START AVAILABLE RECORDS

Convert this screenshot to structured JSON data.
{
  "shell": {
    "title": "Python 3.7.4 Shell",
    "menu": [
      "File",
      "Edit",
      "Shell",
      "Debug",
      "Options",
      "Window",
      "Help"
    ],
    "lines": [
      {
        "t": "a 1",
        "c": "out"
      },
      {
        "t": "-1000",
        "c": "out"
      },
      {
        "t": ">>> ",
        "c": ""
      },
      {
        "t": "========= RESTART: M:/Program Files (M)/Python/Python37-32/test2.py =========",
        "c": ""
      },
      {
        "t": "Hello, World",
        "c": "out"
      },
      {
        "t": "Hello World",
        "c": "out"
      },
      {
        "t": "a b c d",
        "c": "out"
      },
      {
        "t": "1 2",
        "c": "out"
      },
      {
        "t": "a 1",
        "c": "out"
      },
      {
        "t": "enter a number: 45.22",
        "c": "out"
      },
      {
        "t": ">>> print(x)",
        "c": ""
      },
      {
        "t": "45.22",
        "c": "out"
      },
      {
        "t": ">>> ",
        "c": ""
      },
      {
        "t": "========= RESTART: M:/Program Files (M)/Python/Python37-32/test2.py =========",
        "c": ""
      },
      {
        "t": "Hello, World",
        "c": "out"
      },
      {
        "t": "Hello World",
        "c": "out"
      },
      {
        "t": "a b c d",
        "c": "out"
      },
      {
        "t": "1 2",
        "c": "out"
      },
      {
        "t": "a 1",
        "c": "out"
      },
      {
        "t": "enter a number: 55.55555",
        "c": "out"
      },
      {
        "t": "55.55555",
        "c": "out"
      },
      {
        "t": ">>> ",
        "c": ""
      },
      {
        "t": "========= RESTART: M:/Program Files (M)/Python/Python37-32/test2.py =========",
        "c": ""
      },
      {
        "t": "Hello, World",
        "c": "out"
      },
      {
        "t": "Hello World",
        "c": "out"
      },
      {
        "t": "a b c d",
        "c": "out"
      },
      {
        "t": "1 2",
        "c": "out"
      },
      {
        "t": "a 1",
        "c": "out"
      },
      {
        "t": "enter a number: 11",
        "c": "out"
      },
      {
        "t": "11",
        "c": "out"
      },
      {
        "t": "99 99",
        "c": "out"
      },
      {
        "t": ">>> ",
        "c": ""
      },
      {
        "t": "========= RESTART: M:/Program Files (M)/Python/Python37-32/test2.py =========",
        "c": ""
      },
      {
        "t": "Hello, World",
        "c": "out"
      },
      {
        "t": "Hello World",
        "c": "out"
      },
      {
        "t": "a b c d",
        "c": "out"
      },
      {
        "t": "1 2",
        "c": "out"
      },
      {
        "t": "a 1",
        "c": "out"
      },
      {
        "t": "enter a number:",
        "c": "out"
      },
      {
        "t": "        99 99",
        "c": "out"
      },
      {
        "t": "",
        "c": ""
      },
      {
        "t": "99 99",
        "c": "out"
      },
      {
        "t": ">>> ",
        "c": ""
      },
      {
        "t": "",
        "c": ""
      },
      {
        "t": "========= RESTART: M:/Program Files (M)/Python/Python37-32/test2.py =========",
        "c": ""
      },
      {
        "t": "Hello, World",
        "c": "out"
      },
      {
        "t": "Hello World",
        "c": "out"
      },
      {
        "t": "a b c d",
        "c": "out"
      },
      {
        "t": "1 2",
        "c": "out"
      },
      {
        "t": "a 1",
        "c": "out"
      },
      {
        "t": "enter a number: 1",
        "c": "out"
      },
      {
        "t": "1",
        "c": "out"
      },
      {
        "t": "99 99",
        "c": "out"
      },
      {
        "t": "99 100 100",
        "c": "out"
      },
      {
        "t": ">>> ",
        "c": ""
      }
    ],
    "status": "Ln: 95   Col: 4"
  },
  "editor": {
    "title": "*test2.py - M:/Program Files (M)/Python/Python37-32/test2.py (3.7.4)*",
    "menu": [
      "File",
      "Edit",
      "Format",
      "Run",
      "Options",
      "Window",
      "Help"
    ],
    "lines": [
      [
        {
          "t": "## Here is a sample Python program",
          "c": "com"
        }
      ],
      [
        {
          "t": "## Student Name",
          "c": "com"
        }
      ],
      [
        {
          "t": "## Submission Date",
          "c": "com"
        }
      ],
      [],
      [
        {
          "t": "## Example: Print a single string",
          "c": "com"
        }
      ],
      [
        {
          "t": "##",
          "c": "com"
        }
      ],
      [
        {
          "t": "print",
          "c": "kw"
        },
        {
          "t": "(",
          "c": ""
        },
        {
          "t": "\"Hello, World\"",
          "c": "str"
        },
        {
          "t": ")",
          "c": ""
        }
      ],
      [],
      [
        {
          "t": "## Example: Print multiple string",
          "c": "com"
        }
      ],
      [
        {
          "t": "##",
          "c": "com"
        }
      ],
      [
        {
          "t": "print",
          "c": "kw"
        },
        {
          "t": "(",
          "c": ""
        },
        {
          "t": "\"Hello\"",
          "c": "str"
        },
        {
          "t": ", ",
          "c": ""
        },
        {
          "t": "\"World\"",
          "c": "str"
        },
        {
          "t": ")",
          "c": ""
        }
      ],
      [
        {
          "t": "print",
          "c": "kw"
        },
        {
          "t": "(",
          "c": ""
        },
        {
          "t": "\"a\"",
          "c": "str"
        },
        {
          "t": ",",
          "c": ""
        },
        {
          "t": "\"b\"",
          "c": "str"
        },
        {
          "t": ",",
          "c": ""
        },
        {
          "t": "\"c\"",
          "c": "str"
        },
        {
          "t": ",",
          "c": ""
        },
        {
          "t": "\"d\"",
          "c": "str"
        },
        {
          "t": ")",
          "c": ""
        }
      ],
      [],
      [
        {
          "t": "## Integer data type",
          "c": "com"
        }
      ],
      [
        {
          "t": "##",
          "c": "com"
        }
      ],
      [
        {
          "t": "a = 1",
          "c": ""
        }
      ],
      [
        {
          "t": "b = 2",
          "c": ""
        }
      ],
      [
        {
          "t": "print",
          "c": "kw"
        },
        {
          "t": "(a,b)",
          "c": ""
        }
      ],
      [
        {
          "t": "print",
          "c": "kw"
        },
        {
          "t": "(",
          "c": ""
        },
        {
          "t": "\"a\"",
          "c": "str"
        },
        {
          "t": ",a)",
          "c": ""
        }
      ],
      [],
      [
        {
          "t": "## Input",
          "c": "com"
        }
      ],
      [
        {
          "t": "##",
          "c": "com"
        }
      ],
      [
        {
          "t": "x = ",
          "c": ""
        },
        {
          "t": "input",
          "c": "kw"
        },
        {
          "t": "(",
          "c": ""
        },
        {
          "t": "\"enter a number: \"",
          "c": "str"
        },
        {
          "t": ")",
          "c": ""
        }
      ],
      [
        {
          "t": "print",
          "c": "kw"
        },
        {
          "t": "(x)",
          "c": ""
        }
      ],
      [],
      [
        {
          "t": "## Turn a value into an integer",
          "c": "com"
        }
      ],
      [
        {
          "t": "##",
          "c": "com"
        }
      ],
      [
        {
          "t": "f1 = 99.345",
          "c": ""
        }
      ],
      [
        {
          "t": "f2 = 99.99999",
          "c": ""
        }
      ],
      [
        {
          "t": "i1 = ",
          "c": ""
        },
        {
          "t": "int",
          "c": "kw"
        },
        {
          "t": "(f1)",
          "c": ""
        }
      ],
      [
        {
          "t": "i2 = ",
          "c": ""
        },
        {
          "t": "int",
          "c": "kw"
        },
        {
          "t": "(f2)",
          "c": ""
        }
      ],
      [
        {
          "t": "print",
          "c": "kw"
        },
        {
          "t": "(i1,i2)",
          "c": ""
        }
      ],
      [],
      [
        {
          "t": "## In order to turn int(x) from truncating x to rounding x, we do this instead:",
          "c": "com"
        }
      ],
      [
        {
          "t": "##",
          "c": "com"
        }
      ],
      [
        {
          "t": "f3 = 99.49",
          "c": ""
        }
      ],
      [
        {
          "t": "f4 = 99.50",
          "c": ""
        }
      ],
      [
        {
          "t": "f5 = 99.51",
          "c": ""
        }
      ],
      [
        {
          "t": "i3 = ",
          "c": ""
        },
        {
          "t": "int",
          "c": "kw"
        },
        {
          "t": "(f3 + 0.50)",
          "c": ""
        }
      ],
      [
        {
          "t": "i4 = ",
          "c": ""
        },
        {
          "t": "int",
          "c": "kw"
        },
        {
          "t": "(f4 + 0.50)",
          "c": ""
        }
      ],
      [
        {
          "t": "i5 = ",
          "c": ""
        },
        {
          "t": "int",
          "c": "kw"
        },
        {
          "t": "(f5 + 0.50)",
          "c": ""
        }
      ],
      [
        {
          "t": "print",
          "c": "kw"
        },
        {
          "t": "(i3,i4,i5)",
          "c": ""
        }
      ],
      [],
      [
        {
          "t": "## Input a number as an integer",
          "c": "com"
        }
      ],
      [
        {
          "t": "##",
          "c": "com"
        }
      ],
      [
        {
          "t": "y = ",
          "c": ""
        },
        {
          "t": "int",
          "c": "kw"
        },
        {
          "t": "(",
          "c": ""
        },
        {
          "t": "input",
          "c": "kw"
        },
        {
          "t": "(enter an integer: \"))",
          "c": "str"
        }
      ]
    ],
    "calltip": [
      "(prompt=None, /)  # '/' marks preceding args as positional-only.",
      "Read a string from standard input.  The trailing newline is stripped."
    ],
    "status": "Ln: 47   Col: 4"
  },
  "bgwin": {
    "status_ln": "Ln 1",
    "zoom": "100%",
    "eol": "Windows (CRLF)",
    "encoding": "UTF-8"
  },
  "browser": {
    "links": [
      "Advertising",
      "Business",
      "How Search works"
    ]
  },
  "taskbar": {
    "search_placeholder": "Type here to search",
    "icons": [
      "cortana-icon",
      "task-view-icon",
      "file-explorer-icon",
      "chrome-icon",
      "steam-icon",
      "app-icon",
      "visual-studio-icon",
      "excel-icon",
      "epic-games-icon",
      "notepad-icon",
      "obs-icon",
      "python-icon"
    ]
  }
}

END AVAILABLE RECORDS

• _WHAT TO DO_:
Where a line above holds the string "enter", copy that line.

• _WRITTEN REPLY_:
        "t": "enter a number: 45.22",
        "t": "enter a number: 55.55555",
        "t": "enter a number: 11",
        "t": "enter a number:",
        "t": "enter a number: 1",
          "t": "\"enter a number: \"",
          "t": "(enter an integer: \"))",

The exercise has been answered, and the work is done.